Falling in love is pure magic. It’s a daring adventure. Everything is beautiful, everything is exciting. You want to see them all the time. You text them all day long, you creepily stalk their Facebook just to look at their pictures (you do, don’t lie), you daydream about them while you’re at work. Being with them is like jumping off a cliff into a pool of cold water – dangerous, exhilarating, refreshing. Senses are heightened when you’re with them, your heart beats faster, and you find yourself addicted to the feeling of the nervous butterflies in your stomach.
But butterflies don’t last forever. I don’t say that to be depressing or cynical (so hush your protests right now). It’s just realistic. Butterflies die, they turn to dust (as T-Swift says), and they cover everything that used to be bright and beautiful. The high of being in love with that person wears off, and you’re left with the reality that is that person. No more butterflies. No more quick-beating hearts. No more Facebook-stalking and daydreaming. Just that person: real, raw, and right in front of you (which is also beautiful, but that’s another topic for another day). That’s where we get caught, though. We miss the high, we think maybe this drug just isn’t working for us anymore, and we start to wonder about something newer, something stronger. Everything falls apart in our grasp and it’s over before we can take another breath.
We drown, lost in ourselves and in our withdrawals. We want the butterflies back, and we start to hurt without the danger of them. Suddenly it seems we’re willing to do anything to have the high again. We beg, we fight, we plead with God. We scream, and we’re still lost at sea.

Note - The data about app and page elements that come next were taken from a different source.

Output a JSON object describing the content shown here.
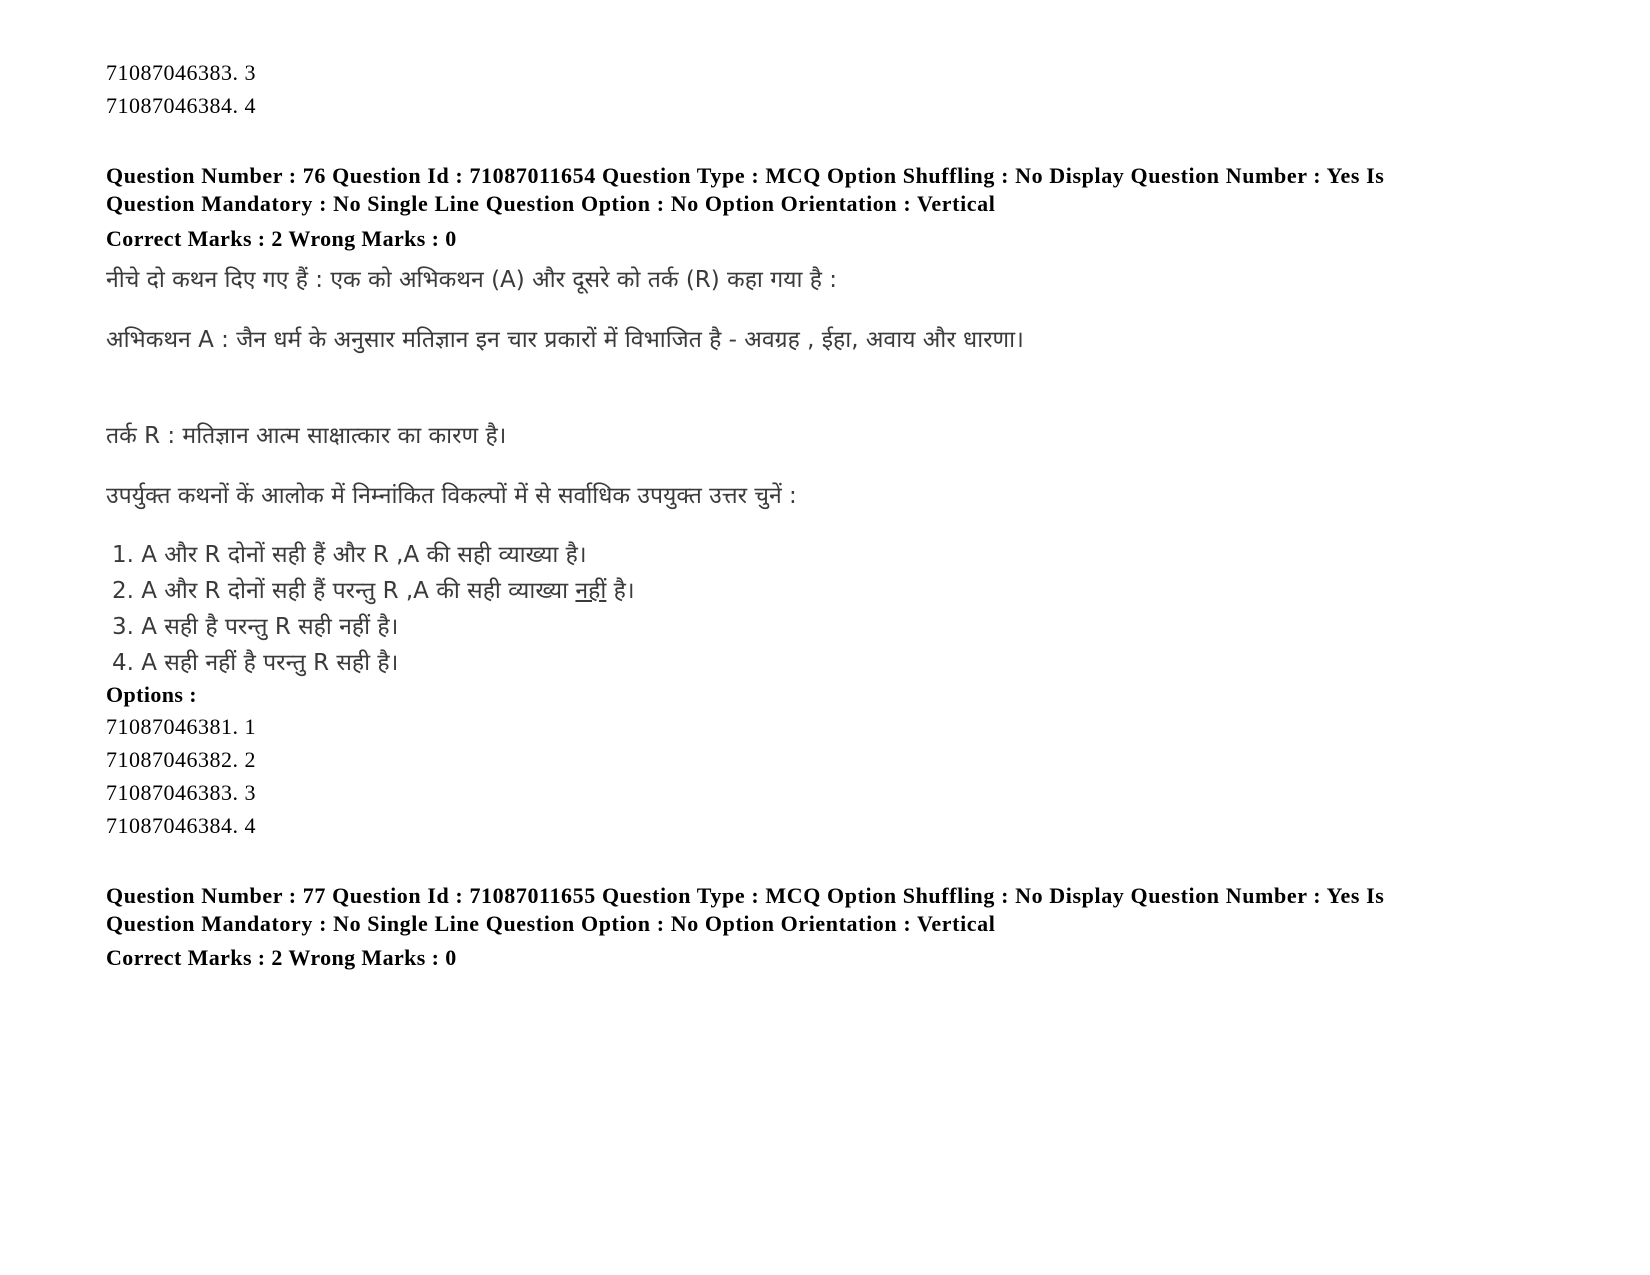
{
  "prev_options_tail": [
    {
      "id": "71087046383",
      "num": "3"
    },
    {
      "id": "71087046384",
      "num": "4"
    }
  ],
  "question76": {
    "meta_line1": "Question Number : 76 Question Id : 71087011654 Question Type : MCQ Option Shuffling : No Display Question Number : Yes Is",
    "meta_line2": "Question Mandatory : No Single Line Question Option : No Option Orientation : Vertical",
    "marks": "Correct Marks : 2 Wrong Marks : 0",
    "intro": "नीचे दो कथन दिए गए हैं  : एक को अभिकथन (A) और दूसरे को तर्क (R) कहा गया है :",
    "assertion": "अभिकथन A : जैन धर्म के अनुसार मतिज्ञान इन चार प्रकारों में  विभाजित है - अवग्रह , ईहा, अवाय और  धारणा।",
    "reason": "तर्क R : मतिज्ञान आत्म साक्षात्कार का कारण है।",
    "instruction": "उपर्युक्त कथनों कें आलोक में निम्नांकित विकल्पों में से सर्वाधिक उपयुक्त उत्तर चुनें :",
    "choices": [
      {
        "text": "1. A और R दोनों सही हैं और R ,A की सही व्याख्या है।"
      },
      {
        "text_before": "2. A और R दोनों सही हैं परन्तु R ,A की सही व्याख्या ",
        "text_underlined": "नहीं",
        "text_after": " है।"
      },
      {
        "text": "3. A सही है परन्तु R सही नहीं है।"
      },
      {
        "text": "4. A सही नहीं है परन्तु R सही है।"
      }
    ],
    "options_label": "Options :",
    "options": [
      {
        "id": "71087046381",
        "num": "1"
      },
      {
        "id": "71087046382",
        "num": "2"
      },
      {
        "id": "71087046383",
        "num": "3"
      },
      {
        "id": "71087046384",
        "num": "4"
      }
    ]
  },
  "question77": {
    "meta_line1": "Question Number : 77 Question Id : 71087011655 Question Type : MCQ Option Shuffling : No Display Question Number : Yes Is",
    "meta_line2": "Question Mandatory : No Single Line Question Option : No Option Orientation : Vertical",
    "marks": "Correct Marks : 2 Wrong Marks : 0"
  }
}
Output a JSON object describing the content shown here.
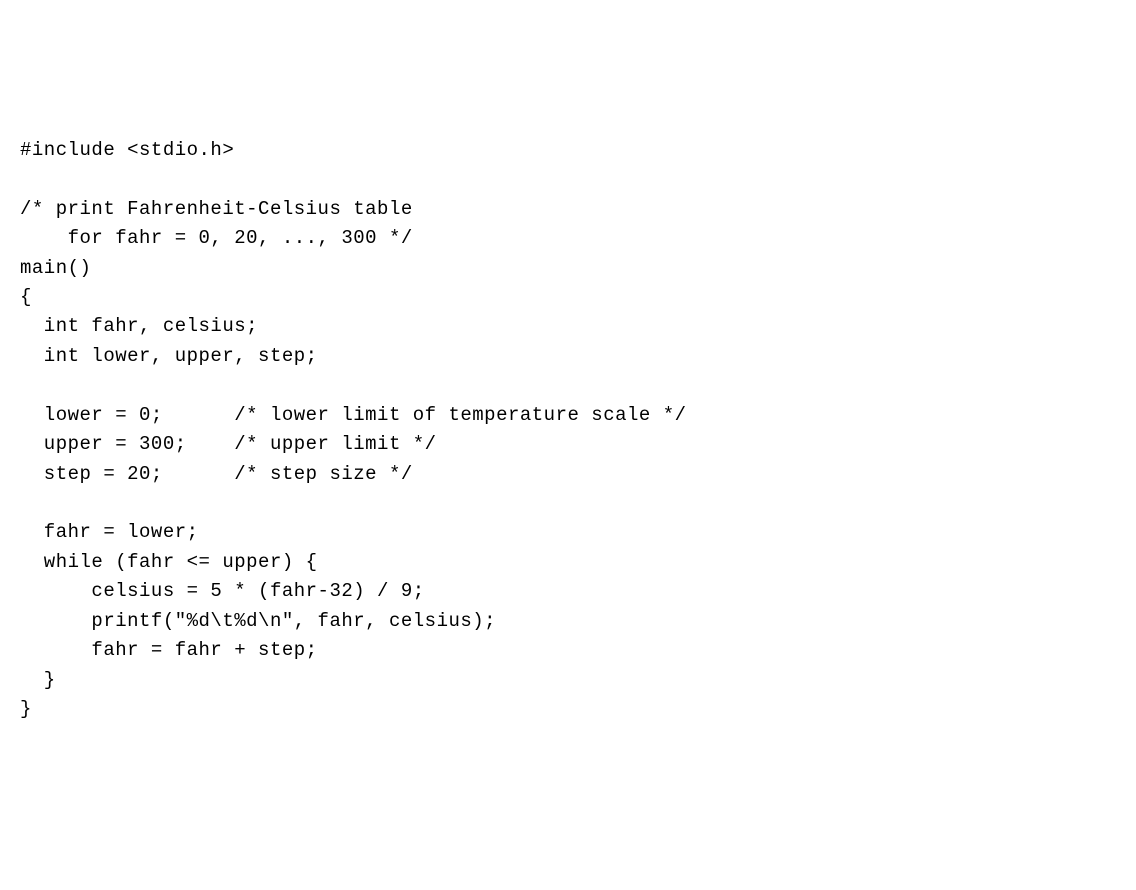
{
  "code": {
    "lines": [
      "#include <stdio.h>",
      "",
      "/* print Fahrenheit-Celsius table",
      "    for fahr = 0, 20, ..., 300 */",
      "main()",
      "{",
      "  int fahr, celsius;",
      "  int lower, upper, step;",
      "",
      "  lower = 0;      /* lower limit of temperature scale */",
      "  upper = 300;    /* upper limit */",
      "  step = 20;      /* step size */",
      "",
      "  fahr = lower;",
      "  while (fahr <= upper) {",
      "      celsius = 5 * (fahr-32) / 9;",
      "      printf(\"%d\\t%d\\n\", fahr, celsius);",
      "      fahr = fahr + step;",
      "  }",
      "}"
    ]
  }
}
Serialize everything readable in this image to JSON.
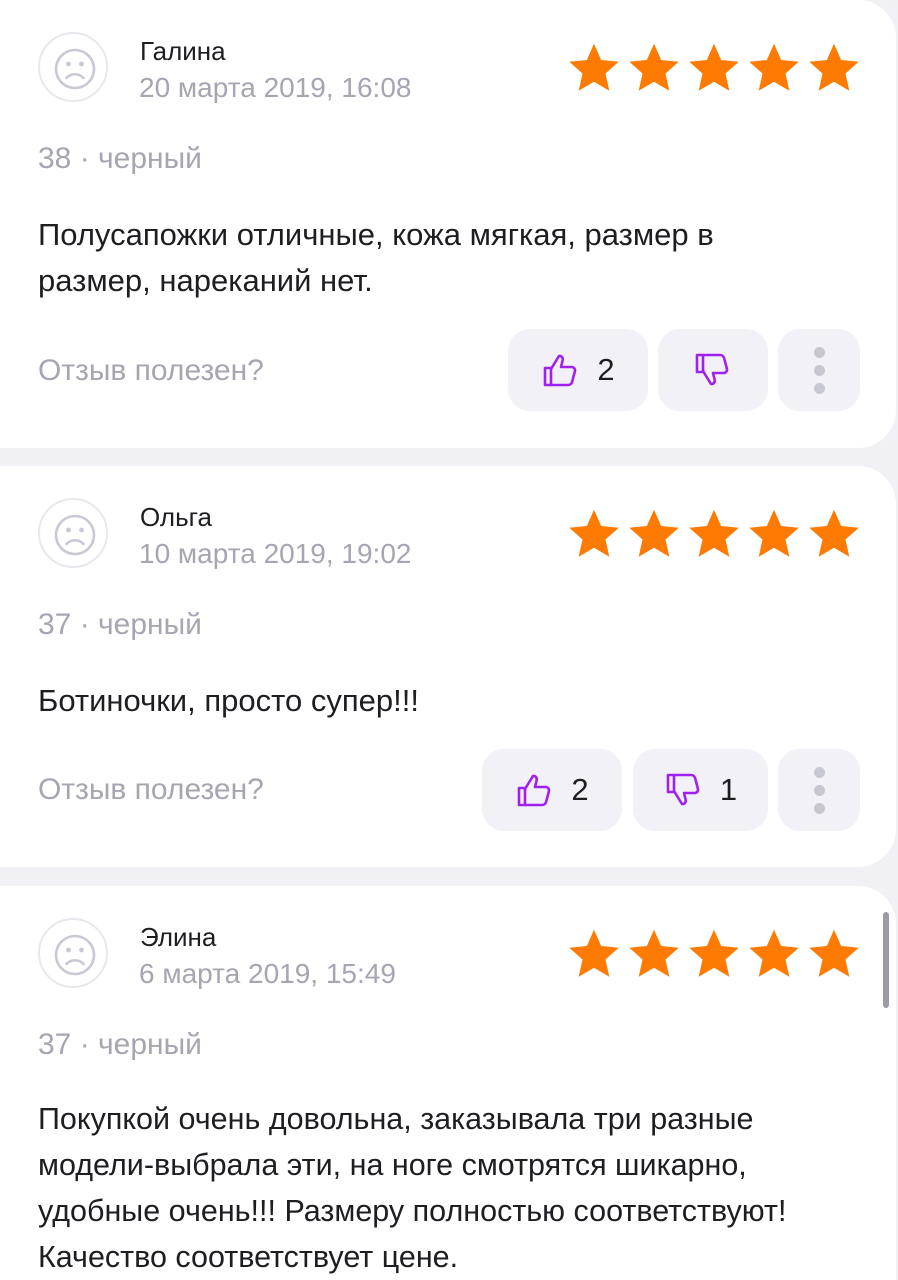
{
  "colors": {
    "star": "#ff7a00",
    "vote_icon": "#a020f0",
    "muted_text": "#a6a6b3",
    "card_bg": "#ffffff",
    "page_bg": "#f0f0f5"
  },
  "helpful_label": "Отзыв полезен?",
  "reviews": [
    {
      "author": "Галина",
      "date": "20 марта 2019, 16:08",
      "rating": 5,
      "variant": "38 · черный",
      "text": "Полусапожки отличные, кожа мягкая, размер в размер, нареканий нет.",
      "likes": "2",
      "dislikes": ""
    },
    {
      "author": "Ольга",
      "date": "10 марта 2019, 19:02",
      "rating": 5,
      "variant": "37 · черный",
      "text": "Ботиночки, просто супер!!!",
      "likes": "2",
      "dislikes": "1"
    },
    {
      "author": "Элина",
      "date": "6 марта 2019, 15:49",
      "rating": 5,
      "variant": "37 · черный",
      "text": "Покупкой очень довольна, заказывала три разные модели-выбрала эти, на ноге смотрятся шикарно, удобные очень!!! Размеру полностью соответствуют! Качество соответствует цене.",
      "likes": "",
      "dislikes": ""
    }
  ]
}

But the thing about the sea is that it’s soothing. The waves crash down on us, we lie on our backs and let the tide take us out, away from the shore and away from the place we lost ourselves.
And that’s when we find ourselves again. The saltwater stings, but it heals our wounds and withdrawals. We can breathe again in the fresh salty air and we start to come back to life.
We come back to our senses. Our hearts still beat, but they beat to their own rhythm. The high is gone completely, and we’re free of the desperation for the butterflies that once filled our bodies. Who needs butterflies when you have the tide? That doesn’t mean we don’t miss it. We’re sad. Sad for what we lost. Sad that we realized our mistakes (and they’ve realized theirs) too late. But we’re not sad enough to want to go back to the place where we lost ourselves. At least, I’m not. I may miss the high, but I missed myself more. I don’t want to risk losing myself again. Because there’s a whole new adventure in learning to be addicted to yourself. Not in a self-centered way, but in a learning-to-know-and-love-everything-about-yourself way. We’re worth knowing ourselves without anything that tries to alter us. We’re worth knowing. Period. So we fight to love ourselves and we fight to keep ourselves.
And that’s when we’re finally clean.